There's no doubt that Honda is a classy player. At both domestic and international level, he has demonstrated a talent worthy of more than just a starring role in the Russian Premier League. A move to one of Europe's big clubs has been on the cards for a while, and thus Milan's mere capture of the playmaker isn't an unimpressive feat. What, then, is the problem?

Well, Milan's first headache is just trying to fit him into the team. Max Allegri's preferred 4-3-1-2 only leaves space for one attacking midfielder, and given that dropping Kaká is a nigh-on sacrilegious act in Milan, it's hard to see the Brazilian being forced out of the team.

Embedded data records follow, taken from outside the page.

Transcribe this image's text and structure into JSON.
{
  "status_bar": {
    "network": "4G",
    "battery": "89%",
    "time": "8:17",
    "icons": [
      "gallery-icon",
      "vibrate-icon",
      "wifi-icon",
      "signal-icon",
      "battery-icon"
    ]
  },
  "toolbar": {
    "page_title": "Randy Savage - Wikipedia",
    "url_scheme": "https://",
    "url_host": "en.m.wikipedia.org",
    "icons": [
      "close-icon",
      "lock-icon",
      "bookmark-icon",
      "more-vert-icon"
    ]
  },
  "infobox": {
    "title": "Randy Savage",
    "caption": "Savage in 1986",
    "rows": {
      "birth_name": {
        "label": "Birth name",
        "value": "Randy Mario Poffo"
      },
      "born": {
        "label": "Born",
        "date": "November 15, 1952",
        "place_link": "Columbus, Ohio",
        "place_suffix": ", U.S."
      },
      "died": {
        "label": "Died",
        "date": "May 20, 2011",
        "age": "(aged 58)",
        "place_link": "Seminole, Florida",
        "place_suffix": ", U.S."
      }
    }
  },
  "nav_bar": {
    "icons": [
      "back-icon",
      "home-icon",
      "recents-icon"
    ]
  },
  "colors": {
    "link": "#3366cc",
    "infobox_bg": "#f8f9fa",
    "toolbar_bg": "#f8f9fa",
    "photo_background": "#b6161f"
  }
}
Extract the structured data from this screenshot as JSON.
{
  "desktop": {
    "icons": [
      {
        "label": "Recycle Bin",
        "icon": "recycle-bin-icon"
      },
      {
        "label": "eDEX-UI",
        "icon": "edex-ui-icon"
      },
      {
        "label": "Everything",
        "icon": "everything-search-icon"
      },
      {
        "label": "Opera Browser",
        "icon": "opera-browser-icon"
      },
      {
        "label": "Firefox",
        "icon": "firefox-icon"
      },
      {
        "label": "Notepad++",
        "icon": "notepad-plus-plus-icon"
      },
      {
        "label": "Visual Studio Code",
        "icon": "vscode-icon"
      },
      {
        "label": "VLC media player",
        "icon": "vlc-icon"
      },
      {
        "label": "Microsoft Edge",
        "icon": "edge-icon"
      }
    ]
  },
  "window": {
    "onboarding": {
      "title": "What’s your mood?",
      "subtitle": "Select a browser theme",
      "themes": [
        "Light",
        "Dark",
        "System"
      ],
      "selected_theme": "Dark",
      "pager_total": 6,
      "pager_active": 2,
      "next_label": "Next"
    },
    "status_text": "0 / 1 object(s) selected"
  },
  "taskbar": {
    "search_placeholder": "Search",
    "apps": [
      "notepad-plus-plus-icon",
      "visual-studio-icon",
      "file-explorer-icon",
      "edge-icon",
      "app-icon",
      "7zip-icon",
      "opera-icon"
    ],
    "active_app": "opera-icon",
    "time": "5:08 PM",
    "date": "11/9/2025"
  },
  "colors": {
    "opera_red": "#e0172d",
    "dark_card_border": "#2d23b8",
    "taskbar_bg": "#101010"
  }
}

Considering Kaká has probably been the rossoneri's best player this season, it wouldn't make much sense either.

If a formation change is in order, then cramming them both into a festive Christmas tree is a likely option. Allegri has already tried it with Valter Birsa sitting alongside Kaká, and suffice to say, Honda is an upgrade on him. Kaká excelled in a 4-3-2-1 in his previous spell at Milan under Carlo Ancelotti, and there's the possibility that he could do the same alongside Honda.

Unlike Kaká, whose trademark is driving runs from deep and perfect penetrative passes, Honda's is his intricate ability to link in tight spaces high up the field, drifting wide across an attacking midfield band to bring his teammates into play. As a combination, it could have potential and be preferable to shoving either player out wide or deeper in midfield in an ill-suited role.

However, selecting a formation and picking a lineup is just the easy part. Alas no amount of Hondas will still be able to resolve Milan's biggest problem: Allegri himself. Sure, Milan's squad isn't great, but it's not the 13th worst in Serie A either. The simple fact is that they're hugely underperforming and will continue to do so while they have a coach who has shown a distinct inability to imprint a footballing identity on his team.

It's especially frustrating given that this Milan side is far from a bunch of no-hopers. Mario Balotelli hasn't been on top form recently, though when at his best he's undoubtedly one of the best forwards in the league. Midfielders Riccardo Montolivo and Nigel De Jong are international regulars for Italy and the Netherlands. Stephan El Shaarawy, Bryan Cristante and Mattia De Sciglio all look exceptional talents. Defensively they need reinforcing, but going forward they are pretty well set, or at least they would be if they had a better coach.

When Balotelli is at his best, the 'give the ball to Mario' approach to tactics just about got Allegri through. Now that Super Mario isn't playing so well, the rossoneri look completely lost. Constant tinkering with formations and personnel have led to a team completely devoid of a coherent gameplan -- a fundamental flaw that simply throwing new players into the starting 11 won't be able to fix.

What they really need is the appointment of a Rudi Garcia-style pragmatist -- someone who can rapidly turn their fortunes with a clear tactical vision. The signing of Honda has further strengthened a side which boasts a more than impressive attack, and one which could be devastating with the right guidance. Sadly, that guidance won't come until Allegri is replaced.